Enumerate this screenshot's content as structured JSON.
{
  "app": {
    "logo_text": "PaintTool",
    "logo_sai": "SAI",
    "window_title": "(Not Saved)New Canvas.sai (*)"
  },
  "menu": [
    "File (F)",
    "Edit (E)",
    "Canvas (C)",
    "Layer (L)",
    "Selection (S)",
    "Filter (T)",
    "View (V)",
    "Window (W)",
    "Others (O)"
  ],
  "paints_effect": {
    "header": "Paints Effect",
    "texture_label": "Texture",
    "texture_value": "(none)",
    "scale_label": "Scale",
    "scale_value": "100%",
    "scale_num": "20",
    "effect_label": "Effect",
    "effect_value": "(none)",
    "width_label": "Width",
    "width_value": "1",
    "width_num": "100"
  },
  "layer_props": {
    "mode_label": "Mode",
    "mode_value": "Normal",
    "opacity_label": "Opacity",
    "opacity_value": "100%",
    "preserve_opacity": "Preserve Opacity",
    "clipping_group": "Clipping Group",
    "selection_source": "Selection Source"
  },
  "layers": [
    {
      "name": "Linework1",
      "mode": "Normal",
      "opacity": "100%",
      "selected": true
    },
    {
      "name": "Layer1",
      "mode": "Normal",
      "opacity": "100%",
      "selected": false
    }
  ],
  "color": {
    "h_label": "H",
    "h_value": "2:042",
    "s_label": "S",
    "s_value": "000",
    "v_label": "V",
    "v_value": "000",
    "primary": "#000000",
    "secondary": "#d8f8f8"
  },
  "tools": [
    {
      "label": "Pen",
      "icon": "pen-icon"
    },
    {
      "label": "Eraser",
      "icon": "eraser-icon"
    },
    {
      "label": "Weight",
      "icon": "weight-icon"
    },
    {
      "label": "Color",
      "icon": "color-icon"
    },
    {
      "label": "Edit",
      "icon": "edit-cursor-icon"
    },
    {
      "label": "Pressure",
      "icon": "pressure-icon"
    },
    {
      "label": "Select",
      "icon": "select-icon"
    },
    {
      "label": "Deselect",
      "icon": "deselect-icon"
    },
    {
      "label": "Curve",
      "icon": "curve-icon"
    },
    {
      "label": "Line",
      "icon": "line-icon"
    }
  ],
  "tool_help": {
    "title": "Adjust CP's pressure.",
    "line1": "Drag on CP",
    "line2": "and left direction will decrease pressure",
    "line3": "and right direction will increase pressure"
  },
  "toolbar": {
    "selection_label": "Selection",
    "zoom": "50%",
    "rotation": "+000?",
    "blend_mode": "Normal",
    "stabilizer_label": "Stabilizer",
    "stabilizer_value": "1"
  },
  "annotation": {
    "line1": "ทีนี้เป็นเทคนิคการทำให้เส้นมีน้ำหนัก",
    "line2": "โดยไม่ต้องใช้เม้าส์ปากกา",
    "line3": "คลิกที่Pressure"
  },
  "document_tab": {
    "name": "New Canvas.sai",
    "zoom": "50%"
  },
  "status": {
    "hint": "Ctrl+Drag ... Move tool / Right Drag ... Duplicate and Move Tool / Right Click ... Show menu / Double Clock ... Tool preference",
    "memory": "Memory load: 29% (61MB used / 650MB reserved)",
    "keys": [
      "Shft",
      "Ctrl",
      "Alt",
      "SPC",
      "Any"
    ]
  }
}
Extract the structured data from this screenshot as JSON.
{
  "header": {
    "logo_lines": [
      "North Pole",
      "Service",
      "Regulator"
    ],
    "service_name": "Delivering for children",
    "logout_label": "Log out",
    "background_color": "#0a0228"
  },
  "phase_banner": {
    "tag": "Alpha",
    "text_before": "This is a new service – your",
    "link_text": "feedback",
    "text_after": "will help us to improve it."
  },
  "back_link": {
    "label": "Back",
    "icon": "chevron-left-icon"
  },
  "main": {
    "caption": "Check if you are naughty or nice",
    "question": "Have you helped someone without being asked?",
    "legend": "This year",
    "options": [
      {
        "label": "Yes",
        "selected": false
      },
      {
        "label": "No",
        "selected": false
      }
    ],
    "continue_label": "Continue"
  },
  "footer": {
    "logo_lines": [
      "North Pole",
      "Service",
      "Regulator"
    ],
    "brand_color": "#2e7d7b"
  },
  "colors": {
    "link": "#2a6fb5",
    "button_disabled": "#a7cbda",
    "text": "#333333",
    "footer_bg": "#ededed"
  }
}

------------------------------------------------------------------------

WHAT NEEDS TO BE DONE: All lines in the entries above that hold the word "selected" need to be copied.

ANSWER BOX:
      "selected": true
      "selected": false
        "selected": false
        "selected": false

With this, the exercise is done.